How To Search For Child Care

Written by Susie Beghin

Finding the best daycare for you and your child can be a difficult task. Your child is your most precious resource, and no one knows that better than me. I am a mom of 2 kids (who are teenagers now) and I know that when it was time for me to search for daycare, I was torn between leaving my child in someone else’s care and wanting/needing to get back to work. This is actually one of the reasons why I opened a child care facility. I wanted to create a place that provides parents what they need, and give them comfort that their children are receiving the best education and care possible. As a daycare owner, I want to share some tips about how to find the best child care for you and your child.

When To Start The Search

The first question I usually get from new parents is, “When should I start the search? Should we get on waiting lists while the child is in utero?” I recommend that you start your search early, generally about 12 months in advance of needing care, in order to get into the daycare of your choice rather than settling for the one with the most availability. Many good child care centres are booked about one year in advance, especially for younger children and infants.

How To Select The Location

Now that you know when to start, the next question is location. Should you look for a centre that is located close to your work or home? You need to weigh the pros and cons of choosing a daycare close to home or close to work, or somewhere in between. Most parents choose a daycare centre location that is conveniently on the way to work but also convenient for other family members to lend a hand with pick-up whenever necessary.

3 Look-Fors When Choosing A Daycare

Now that you’ve determined the location, how do you know which daycare is the best fit for you and your child? The only way to answer that question is to visit the child care centre during the day when you can observe three things: the people, the facility and the program in action.

It is important to follow your intuition when choosing a child care centre for your family. After visiting the daycares you are considering, you will know. It will feel right. It will feel like home. The reality is that our children spend more waking hours in child care than they do with us. Parents have busy schedules and in most cases both are working full-time. You want to make sure that during this time, your child is cared for, nurtured, educated and feels like they belong. You want it to be their “home away from home”.

The People
One of the most important things to consider when finding the best daycare is the people, or the teachers and administrators of the centre. A great teacher can make all the difference in the world! Qualities to look for include staff should who are educated in Early Childhood Education and registered with the College of ECEs; have first aid training; and are knowledgeable about child development. In addition, staff should be warm, caring and sensitive to the needs of the children. It is easy when visiting a classroom to tell if the teacher is engaged with the children. When you visit the classroom, check out the teacher-child interactions, and make a note whether the children appear happy and engaged.

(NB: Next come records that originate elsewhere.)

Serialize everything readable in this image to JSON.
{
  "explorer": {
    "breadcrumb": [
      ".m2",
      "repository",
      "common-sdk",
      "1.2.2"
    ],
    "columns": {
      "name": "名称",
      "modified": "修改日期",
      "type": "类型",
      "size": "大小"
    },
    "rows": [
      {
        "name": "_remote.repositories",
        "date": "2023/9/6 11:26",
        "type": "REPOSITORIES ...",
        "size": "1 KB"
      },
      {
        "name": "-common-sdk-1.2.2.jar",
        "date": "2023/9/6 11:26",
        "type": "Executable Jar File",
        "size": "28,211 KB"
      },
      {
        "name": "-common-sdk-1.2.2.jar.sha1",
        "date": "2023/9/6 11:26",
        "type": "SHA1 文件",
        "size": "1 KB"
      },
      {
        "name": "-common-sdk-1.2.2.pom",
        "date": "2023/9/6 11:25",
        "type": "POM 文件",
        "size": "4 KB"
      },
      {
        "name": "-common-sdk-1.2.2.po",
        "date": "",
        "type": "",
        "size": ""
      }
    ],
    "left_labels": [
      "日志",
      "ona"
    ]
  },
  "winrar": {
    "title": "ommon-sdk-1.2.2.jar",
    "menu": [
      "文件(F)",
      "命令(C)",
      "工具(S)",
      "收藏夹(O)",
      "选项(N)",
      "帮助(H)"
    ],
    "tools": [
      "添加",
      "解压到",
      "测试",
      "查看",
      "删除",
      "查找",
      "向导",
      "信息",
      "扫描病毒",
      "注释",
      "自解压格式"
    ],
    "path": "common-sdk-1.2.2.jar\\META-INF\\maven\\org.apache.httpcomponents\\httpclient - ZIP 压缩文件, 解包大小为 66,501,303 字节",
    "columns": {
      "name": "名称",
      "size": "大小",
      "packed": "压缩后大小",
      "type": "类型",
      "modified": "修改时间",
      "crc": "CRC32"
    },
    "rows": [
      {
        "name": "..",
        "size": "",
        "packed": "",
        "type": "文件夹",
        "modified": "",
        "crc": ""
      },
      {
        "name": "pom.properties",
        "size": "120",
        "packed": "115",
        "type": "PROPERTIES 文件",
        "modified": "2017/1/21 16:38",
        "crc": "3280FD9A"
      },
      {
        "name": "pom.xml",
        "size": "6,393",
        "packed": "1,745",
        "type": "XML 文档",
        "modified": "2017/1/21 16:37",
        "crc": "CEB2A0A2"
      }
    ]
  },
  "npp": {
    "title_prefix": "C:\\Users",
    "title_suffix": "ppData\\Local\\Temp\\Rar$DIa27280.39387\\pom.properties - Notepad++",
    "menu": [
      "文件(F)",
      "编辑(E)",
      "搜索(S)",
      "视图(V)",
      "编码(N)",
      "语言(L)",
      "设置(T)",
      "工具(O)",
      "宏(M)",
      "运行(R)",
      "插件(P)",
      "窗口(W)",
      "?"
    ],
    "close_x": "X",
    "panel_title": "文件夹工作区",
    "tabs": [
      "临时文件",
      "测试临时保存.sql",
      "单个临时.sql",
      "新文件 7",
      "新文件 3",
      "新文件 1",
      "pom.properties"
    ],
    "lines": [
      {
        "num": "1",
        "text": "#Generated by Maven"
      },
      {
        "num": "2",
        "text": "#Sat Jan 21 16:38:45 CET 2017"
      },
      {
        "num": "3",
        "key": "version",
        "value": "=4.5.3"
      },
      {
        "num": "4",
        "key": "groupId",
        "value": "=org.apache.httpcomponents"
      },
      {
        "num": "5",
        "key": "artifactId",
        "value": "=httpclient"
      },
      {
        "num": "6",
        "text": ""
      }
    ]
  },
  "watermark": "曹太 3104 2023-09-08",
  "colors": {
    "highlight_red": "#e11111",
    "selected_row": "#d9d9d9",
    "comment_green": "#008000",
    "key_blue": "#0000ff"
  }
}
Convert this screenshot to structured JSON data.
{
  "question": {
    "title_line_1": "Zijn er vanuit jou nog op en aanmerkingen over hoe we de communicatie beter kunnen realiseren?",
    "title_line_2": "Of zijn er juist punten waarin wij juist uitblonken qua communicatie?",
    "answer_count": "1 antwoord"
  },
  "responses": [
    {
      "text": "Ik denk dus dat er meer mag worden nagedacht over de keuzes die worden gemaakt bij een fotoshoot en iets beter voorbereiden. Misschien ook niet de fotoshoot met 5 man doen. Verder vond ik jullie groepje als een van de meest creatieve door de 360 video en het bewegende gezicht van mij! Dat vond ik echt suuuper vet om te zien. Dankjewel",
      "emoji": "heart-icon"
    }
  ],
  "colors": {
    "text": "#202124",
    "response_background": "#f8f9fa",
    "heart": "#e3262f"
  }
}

The Facility
The facility where your child will be spending time should be bright, spacious and inviting. It should look clean and well taken care of. Rely on your own instincts. How does the facility look and smell? The health and safety of your child is paramount and the centre should be clean and sanitary.

When it comes to safety, all licensed centres must follow the minimum safety requirements of both the Ministry of Education and local Regional Health department. When you are visiting child care centres, be sure to look for two signs that should be posted:

  • Ministry of Education license
  • Certificate from the local health department which shows that it passed the latest inspection

These regulatory bodies ensure that all licensed child care centres follow the minimum safety guidelines. Go to the Ministry of Education or Health Department websites for your area to find out the details of the centre’s last inspections.

The Program
The program or curriculum is an important part of the decision-making process. You should choose a daycare that follows a philosophy of learning that you agree with. There is much debate over what type of curriculum provides the best learning opportunities. There are several types of curriculum, including Emergent, Montessori and Reggio Emilia, for example. All these curriculum are great for learning and there isn’t one that is better than another. You just need to find the one that fits best with what you believe. All of these curriculums are play-based, which means they use play as the cornerstone of how children learn. All child development literature confirms that play-based learning is the best way for young children to learn, and each of these curriculum involves play at the root of their philosophy. You may be wondering, how does academic work get introduced through play? It’s important to note that play has purpose, and with all curriculum, academics are introduced through planned play activities that achieve a particular skill or objective.

At Alpha’s Discovery Kids, we follow a blend of these philosophies and have created our own curriculum called the Four Pillars of Learning. I also wrote a book called Learn to Play – The Four Pillars Learning System where you can implement our educational curriculum at home.

Remember, not every child care centre is suited for every child. You need to find the right one for you, and make sure you trust your parent instincts. Good luck with your search!


Susie Beghin wants to give children the best start in life. It’s why she founded Alpha’s Discovery Kids in 2012, a daycare and preschool dedicated to providing quality education and a positive learning environment. Within bright and cheerful classrooms and outdoor exploration spaces, little ones participate in Alpha’s Discovery Kids’ enriched curriculum, designed to develop the whole child.